**Instructions for the task:** Return every entry exactly, except for any pictures.
++++++++++
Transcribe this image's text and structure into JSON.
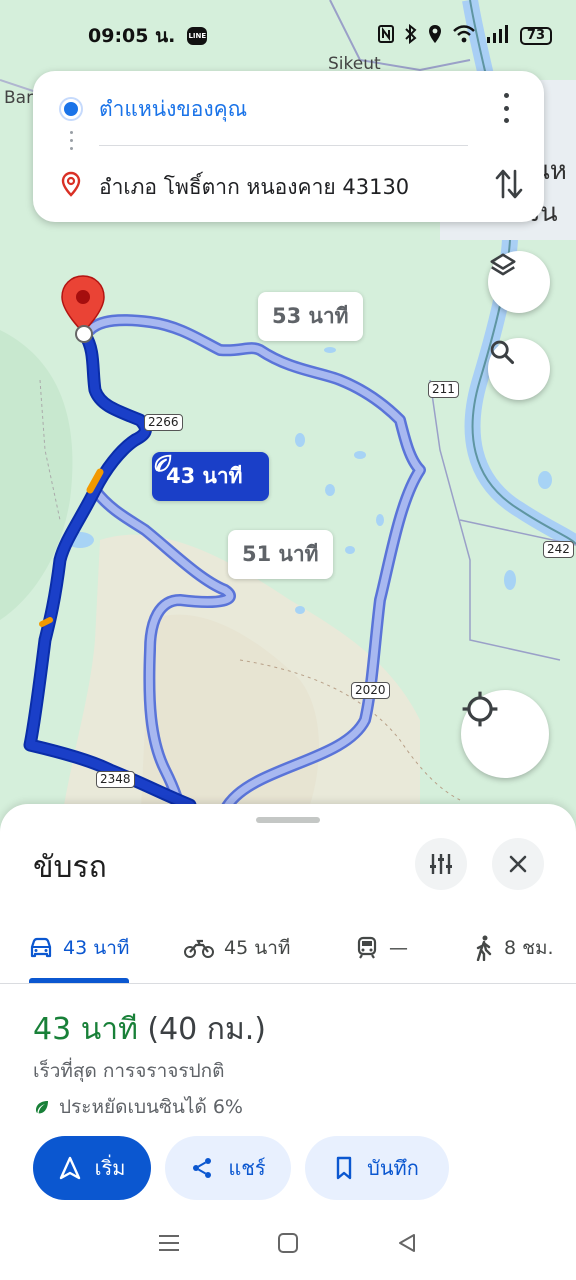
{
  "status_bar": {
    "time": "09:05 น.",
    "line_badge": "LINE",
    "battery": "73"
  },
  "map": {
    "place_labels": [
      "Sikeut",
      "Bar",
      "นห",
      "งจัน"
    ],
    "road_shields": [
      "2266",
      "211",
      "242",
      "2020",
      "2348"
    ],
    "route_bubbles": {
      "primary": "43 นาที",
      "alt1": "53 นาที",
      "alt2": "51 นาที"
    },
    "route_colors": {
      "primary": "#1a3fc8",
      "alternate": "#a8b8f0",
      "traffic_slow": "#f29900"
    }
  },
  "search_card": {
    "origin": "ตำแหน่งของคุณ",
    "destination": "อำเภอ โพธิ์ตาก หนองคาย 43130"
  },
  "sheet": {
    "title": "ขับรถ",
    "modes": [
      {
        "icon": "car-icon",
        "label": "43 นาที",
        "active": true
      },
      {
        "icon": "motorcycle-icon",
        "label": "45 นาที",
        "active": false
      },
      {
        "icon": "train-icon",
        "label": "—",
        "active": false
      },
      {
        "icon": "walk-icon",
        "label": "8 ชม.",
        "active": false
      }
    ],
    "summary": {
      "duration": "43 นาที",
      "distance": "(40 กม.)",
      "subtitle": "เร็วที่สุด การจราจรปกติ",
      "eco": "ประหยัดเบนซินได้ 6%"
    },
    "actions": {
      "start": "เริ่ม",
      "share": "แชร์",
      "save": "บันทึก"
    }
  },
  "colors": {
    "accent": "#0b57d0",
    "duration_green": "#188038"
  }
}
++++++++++
**Solution to this problem:**
Transcribe this image's text and structure into JSON.
{
  "status_bar": {
    "time": "09:05 น.",
    "line_badge": "LINE",
    "battery": "73"
  },
  "map": {
    "place_labels": [
      "Sikeut",
      "Bar",
      "นห",
      "งจัน"
    ],
    "road_shields": [
      "2266",
      "211",
      "242",
      "2020",
      "2348"
    ],
    "route_bubbles": {
      "primary": "43 นาที",
      "alt1": "53 นาที",
      "alt2": "51 นาที"
    },
    "route_colors": {
      "primary": "#1a3fc8",
      "alternate": "#a8b8f0",
      "traffic_slow": "#f29900"
    }
  },
  "search_card": {
    "origin": "ตำแหน่งของคุณ",
    "destination": "อำเภอ โพธิ์ตาก หนองคาย 43130"
  },
  "sheet": {
    "title": "ขับรถ",
    "modes": [
      {
        "icon": "car-icon",
        "label": "43 นาที",
        "active": true
      },
      {
        "icon": "motorcycle-icon",
        "label": "45 นาที",
        "active": false
      },
      {
        "icon": "train-icon",
        "label": "—",
        "active": false
      },
      {
        "icon": "walk-icon",
        "label": "8 ชม.",
        "active": false
      }
    ],
    "summary": {
      "duration": "43 นาที",
      "distance": "(40 กม.)",
      "subtitle": "เร็วที่สุด การจราจรปกติ",
      "eco": "ประหยัดเบนซินได้ 6%"
    },
    "actions": {
      "start": "เริ่ม",
      "share": "แชร์",
      "save": "บันทึก"
    }
  },
  "colors": {
    "accent": "#0b57d0",
    "duration_green": "#188038"
  }
}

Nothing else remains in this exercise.